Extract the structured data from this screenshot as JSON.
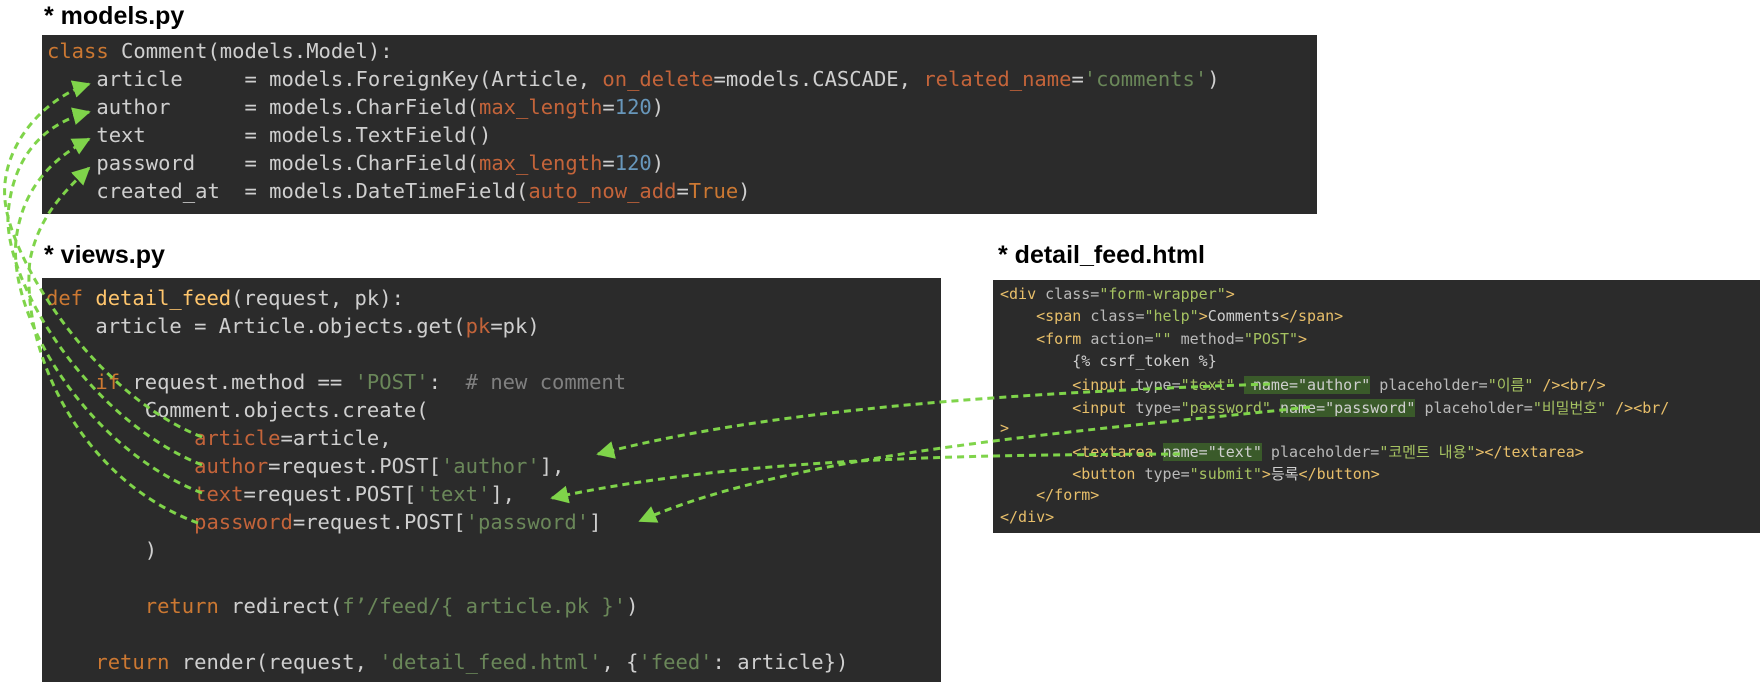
{
  "models": {
    "title": "* models.py",
    "lines": [
      [
        {
          "t": "class",
          "c": "kw"
        },
        {
          "t": " Comment(models.Model):",
          "c": "txt"
        }
      ],
      [
        {
          "t": "    article     = models.ForeignKey(Article, ",
          "c": "txt"
        },
        {
          "t": "on_delete",
          "c": "arg"
        },
        {
          "t": "=models.CASCADE, ",
          "c": "txt"
        },
        {
          "t": "related_name",
          "c": "arg"
        },
        {
          "t": "=",
          "c": "txt"
        },
        {
          "t": "'comments'",
          "c": "str"
        },
        {
          "t": ")",
          "c": "txt"
        }
      ],
      [
        {
          "t": "    author      = models.CharField(",
          "c": "txt"
        },
        {
          "t": "max_length",
          "c": "arg"
        },
        {
          "t": "=",
          "c": "txt"
        },
        {
          "t": "120",
          "c": "num"
        },
        {
          "t": ")",
          "c": "txt"
        }
      ],
      [
        {
          "t": "    text        = models.TextField()",
          "c": "txt"
        }
      ],
      [
        {
          "t": "    password    = models.CharField(",
          "c": "txt"
        },
        {
          "t": "max_length",
          "c": "arg"
        },
        {
          "t": "=",
          "c": "txt"
        },
        {
          "t": "120",
          "c": "num"
        },
        {
          "t": ")",
          "c": "txt"
        }
      ],
      [
        {
          "t": "    created_at  = models.DateTimeField(",
          "c": "txt"
        },
        {
          "t": "auto_now_add",
          "c": "arg"
        },
        {
          "t": "=",
          "c": "txt"
        },
        {
          "t": "True",
          "c": "kw"
        },
        {
          "t": ")",
          "c": "txt"
        }
      ]
    ]
  },
  "views": {
    "title": "* views.py",
    "lines": [
      [
        {
          "t": "def",
          "c": "kw"
        },
        {
          "t": " ",
          "c": "txt"
        },
        {
          "t": "detail_feed",
          "c": "fn"
        },
        {
          "t": "(request, pk):",
          "c": "txt"
        }
      ],
      [
        {
          "t": "    article = Article.objects.get(",
          "c": "txt"
        },
        {
          "t": "pk",
          "c": "arg"
        },
        {
          "t": "=pk)",
          "c": "txt"
        }
      ],
      [],
      [
        {
          "t": "    ",
          "c": "txt"
        },
        {
          "t": "if",
          "c": "kw"
        },
        {
          "t": " request.method == ",
          "c": "txt"
        },
        {
          "t": "'POST'",
          "c": "str"
        },
        {
          "t": ":  ",
          "c": "txt"
        },
        {
          "t": "# new comment",
          "c": "cm"
        }
      ],
      [
        {
          "t": "        Comment.objects.create(",
          "c": "txt"
        }
      ],
      [
        {
          "t": "            ",
          "c": "txt"
        },
        {
          "t": "article",
          "c": "arg"
        },
        {
          "t": "=article,",
          "c": "txt"
        }
      ],
      [
        {
          "t": "            ",
          "c": "txt"
        },
        {
          "t": "author",
          "c": "arg"
        },
        {
          "t": "=request.POST[",
          "c": "txt"
        },
        {
          "t": "'author'",
          "c": "str"
        },
        {
          "t": "],",
          "c": "txt"
        }
      ],
      [
        {
          "t": "            ",
          "c": "txt"
        },
        {
          "t": "text",
          "c": "arg"
        },
        {
          "t": "=request.POST[",
          "c": "txt"
        },
        {
          "t": "'text'",
          "c": "str"
        },
        {
          "t": "],",
          "c": "txt"
        }
      ],
      [
        {
          "t": "            ",
          "c": "txt"
        },
        {
          "t": "password",
          "c": "arg"
        },
        {
          "t": "=request.POST[",
          "c": "txt"
        },
        {
          "t": "'password'",
          "c": "str"
        },
        {
          "t": "]",
          "c": "txt"
        }
      ],
      [
        {
          "t": "        )",
          "c": "txt"
        }
      ],
      [],
      [
        {
          "t": "        ",
          "c": "txt"
        },
        {
          "t": "return",
          "c": "kw"
        },
        {
          "t": " redirect(",
          "c": "txt"
        },
        {
          "t": "f’/feed/{ article.pk }'",
          "c": "str"
        },
        {
          "t": ")",
          "c": "txt"
        }
      ],
      [],
      [
        {
          "t": "    ",
          "c": "txt"
        },
        {
          "t": "return",
          "c": "kw"
        },
        {
          "t": " render(request, ",
          "c": "txt"
        },
        {
          "t": "'detail_feed.html'",
          "c": "str"
        },
        {
          "t": ", {",
          "c": "txt"
        },
        {
          "t": "'feed'",
          "c": "str"
        },
        {
          "t": ": article})",
          "c": "txt"
        }
      ]
    ]
  },
  "html": {
    "title": "* detail_feed.html",
    "lines": [
      [
        {
          "t": "<div ",
          "c": "tag"
        },
        {
          "t": "class=",
          "c": "hattr"
        },
        {
          "t": "\"form-wrapper\"",
          "c": "hval"
        },
        {
          "t": ">",
          "c": "tag"
        }
      ],
      [
        {
          "t": "    <span ",
          "c": "tag"
        },
        {
          "t": "class=",
          "c": "hattr"
        },
        {
          "t": "\"help\"",
          "c": "hval"
        },
        {
          "t": ">",
          "c": "tag"
        },
        {
          "t": "Comments",
          "c": "txt"
        },
        {
          "t": "</span>",
          "c": "tag"
        }
      ],
      [
        {
          "t": "    <form ",
          "c": "tag"
        },
        {
          "t": "action=",
          "c": "hattr"
        },
        {
          "t": "\"\"",
          "c": "hval"
        },
        {
          "t": " method=",
          "c": "hattr"
        },
        {
          "t": "\"POST\"",
          "c": "hval"
        },
        {
          "t": ">",
          "c": "tag"
        }
      ],
      [
        {
          "t": "        {% csrf_token %}",
          "c": "txt"
        }
      ],
      [
        {
          "t": "        <input ",
          "c": "tag"
        },
        {
          "t": "type=",
          "c": "hattr"
        },
        {
          "t": "\"text\"",
          "c": "hval"
        },
        {
          "t": " ",
          "c": "txt"
        },
        {
          "t": " name=\"author\"",
          "c": "hl"
        },
        {
          "t": " placeholder=",
          "c": "hattr"
        },
        {
          "t": "\"이름\"",
          "c": "hval"
        },
        {
          "t": " /><br/>",
          "c": "tag"
        }
      ],
      [
        {
          "t": "        <input ",
          "c": "tag"
        },
        {
          "t": "type=",
          "c": "hattr"
        },
        {
          "t": "\"password\"",
          "c": "hval"
        },
        {
          "t": " ",
          "c": "txt"
        },
        {
          "t": "name=\"password\"",
          "c": "hl"
        },
        {
          "t": " placeholder=",
          "c": "hattr"
        },
        {
          "t": "\"비밀번호\"",
          "c": "hval"
        },
        {
          "t": " /><br/",
          "c": "tag"
        }
      ],
      [
        {
          "t": ">",
          "c": "tag"
        }
      ],
      [
        {
          "t": "        <textarea ",
          "c": "tag"
        },
        {
          "t": "name=\"text\"",
          "c": "hl"
        },
        {
          "t": " placeholder=",
          "c": "hattr"
        },
        {
          "t": "\"코멘트 내용\"",
          "c": "hval"
        },
        {
          "t": "></textarea>",
          "c": "tag"
        }
      ],
      [
        {
          "t": "        <button ",
          "c": "tag"
        },
        {
          "t": "type=",
          "c": "hattr"
        },
        {
          "t": "\"submit\"",
          "c": "hval"
        },
        {
          "t": ">",
          "c": "tag"
        },
        {
          "t": "등록",
          "c": "txt"
        },
        {
          "t": "</button>",
          "c": "tag"
        }
      ],
      [
        {
          "t": "    </form>",
          "c": "tag"
        }
      ],
      [
        {
          "t": "</div>",
          "c": "tag"
        }
      ]
    ]
  },
  "arrow_color": "#7fd44a"
}
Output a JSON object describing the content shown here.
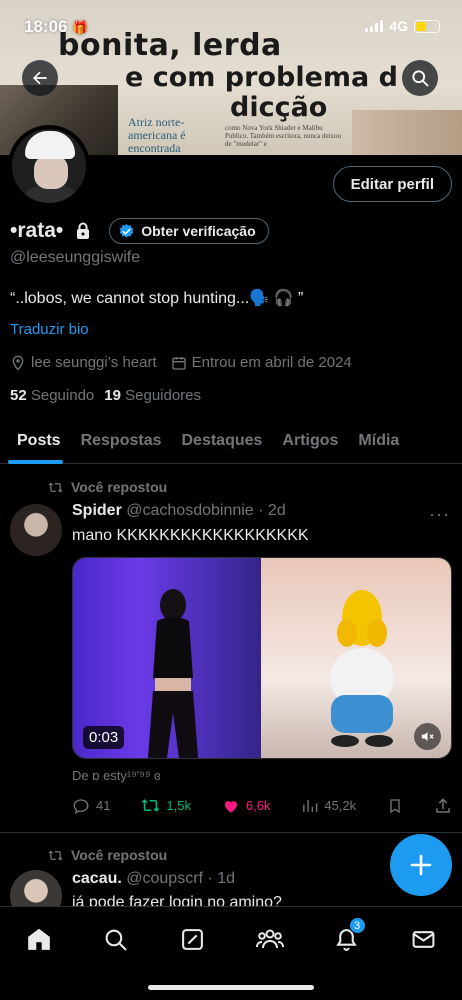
{
  "status": {
    "time": "18:06",
    "network": "4G"
  },
  "banner": {
    "headline1": "bonita, lerda",
    "headline2": "e com problema d",
    "headline3": "dicção",
    "caption": "Atriz norte-americana é encontrada",
    "small_text": "como Nova York Shiader e Malibu Publico. Também escritora, nunca deixou de \"modelar\" e"
  },
  "profile": {
    "name": "•rata•",
    "verify_label": "Obter verificação",
    "edit_label": "Editar perfil",
    "handle": "@leeseunggiswife",
    "bio": "“..lobos, we cannot stop hunting...🗣️ 🎧 ”",
    "translate_label": "Traduzir bio",
    "location": "lee seunggi’s heart",
    "joined": "Entrou em abril de 2024",
    "following_count": "52",
    "following_label": "Seguindo",
    "followers_count": "19",
    "followers_label": "Seguidores"
  },
  "tabs": [
    {
      "label": "Posts"
    },
    {
      "label": "Respostas"
    },
    {
      "label": "Destaques"
    },
    {
      "label": "Artigos"
    },
    {
      "label": "Mídia"
    }
  ],
  "posts": [
    {
      "repost_label": "Você repostou",
      "author": "Spider",
      "handle": "@cachosdobinnie",
      "time": "· 2d",
      "text": "mano KKKKKKKKKKKKKKKKKK",
      "duration": "0:03",
      "credit": "De ɒ esty¹⁹'⁹⁹ ɞ",
      "replies": "41",
      "reposts": "1,5k",
      "likes": "6,6k",
      "views": "45,2k"
    },
    {
      "repost_label": "Você repostou",
      "author": "cacau.",
      "handle": "@coupscrf",
      "time": "· 1d",
      "text": "já pode fazer login no amino?"
    }
  ],
  "nav": {
    "notifications_badge": "3"
  },
  "colors": {
    "accent": "#1d9bf0",
    "repost": "#00ba7c",
    "like": "#f91880",
    "muted": "#71767b"
  }
}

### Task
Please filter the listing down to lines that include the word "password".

### Response area
          "t": "    password    = models.CharField(",
          "t": "password",
          "t": "'password'",
          "t": "\"password\"",
          "t": "name=\"password\"",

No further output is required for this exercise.